This is just bizarre. I swear, every time I think I'm on the verge of understanding what motivates these people, they find increasingly strange ways to waste our money:
Cooking methamphetamine takes only a few hours and requires simple household ingredients, like striker plates from matchbooks, the guts of lithium batteries, drain cleaner.
"It's pretty gross," said Matt Leland, who works in career services at the University of Northern Colorado and who recently helped cook the drug in a lab. "If someone was truly interested in manufacturing meth, it would not be that hard."
The Drug Enforcement Administration invited Leland and other citizens - such as software engineers, a teacher, a pastor and a school principal - to make methamphetamine last week in a lab at Metropolitan State College of Denver. [Denver Post]
Ok. We understand that DEA is teaching private citizens how to manufacture meth, but why? Why the hell would they do that?
The class was held as part of the DEA's first Citizens Academy in order to give the public a close-up view of what the agency does to keep drugs off the street.
That's interesting, and I'm eager to attend, but it doesn't answer the question because cooking meth isn’t part of DEA's job at all. Their job is, of course, to stop people from cooking meth, which has now become the precise opposite of what they're doing.
The whole thing is mindlessly indulgent when you consider that no one really needs a chemistry lesson to infer that the constant explosions at their crazy neighbor's house might explain why he has so many strange visitors.
If you're gonna teach meth-cooking, teach it to immigrant store clerks before you arrest them for naively selling household items to undercover narcs.
A deputy U.S. marshal based in Charleston is suing the makers of the popular cold remedy Zicam over his lost sense of smell, which he says has put him in danger of being unknowingly exposed to methamphetamine labs.Come to think of it, I too am deeply concerned about being exposed to highly-toxic meth labs. Who shall I sue? Perhaps the shortsighted legislators who've created a black market and ensured the continued illicit production of methamphetamine in our communities.
As a federal law enforcement officer, he said his duties sometimes expose him to methamphetamine labs, which are considered dangerous to be in contact with. [Charleston Daily Observer]
And before we get too excited about this cool drug that prevents cops from smelling things, note that Zicam's manufacturer says this is nonsense. They claim that allegations of smelling-loss occur because Zicam is a cold medicine popular among people with horrible pre-existing respiratory problems.
Sounds plausible enough, but good luck explaining "correlation is not causation" to a drug warrior.
The Mendocino National Forest Law Enforcement team has received a national Director's Award from the President's Office of National Drug Control Policy for its outstanding service to the nation in combating marijuana trafficking on the national forest last year.
"More marijuana was taken by this team than any other group within the Forest Service in 2006," the citation from Director Walters reads. "In honor and appreciation to the individuals whose outstanding accomplishments greatly enhanced the results of the National Marijuana Eradication Initiative your remarkable efforts have helped protect America from crime, drugs and violence," the award continues.
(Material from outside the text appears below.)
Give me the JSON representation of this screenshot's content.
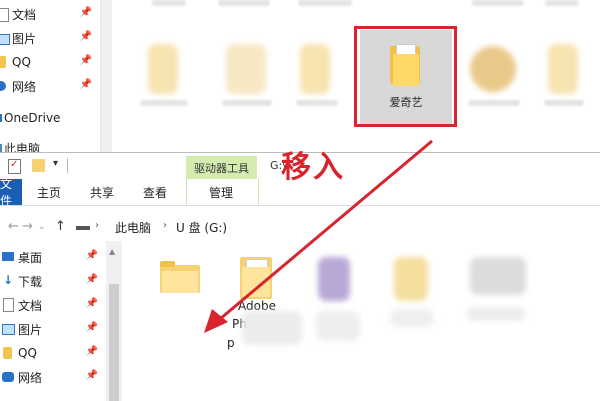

That's simply not true. I don't recall hearing about a marijuana shortage last autumn. There's no evidence that this activity has prevented anyone from using marijuana, just as there's no evidence that stopping people from using marijuana would be beneficial even if it were possible. What we've got here are a bunch of well-meaning, highly-trained public servants whose talents are being wasted on a glorified easter-egg hunt. The only reason we don't send boyscouts to do this is that they can't be trusted.
Now to be fair, the task does involve rappelling from helicopters, which can get a bit dicey. But that's not the danger that tends be emphasized here. More typically, we're told that grow sites are booby-trapped (which is actually to thwart thieves), and that 22-caliber rifles are commonly found (which are to shoot rodents and other pests). In short, the real heroes of the forest are fire-fighters, which we could have more of if we ended drug prohibition.
Still, while I vehemently deny that there's any significant danger associated with marijuana eradication in national forests, I am prepared to acknowledge that there's a certain amount of skill involved in actually locating the plants. I've spent a considerable amount of time hiking myself, and despite my best efforts, I've never discovered a massive secret marijuana garden.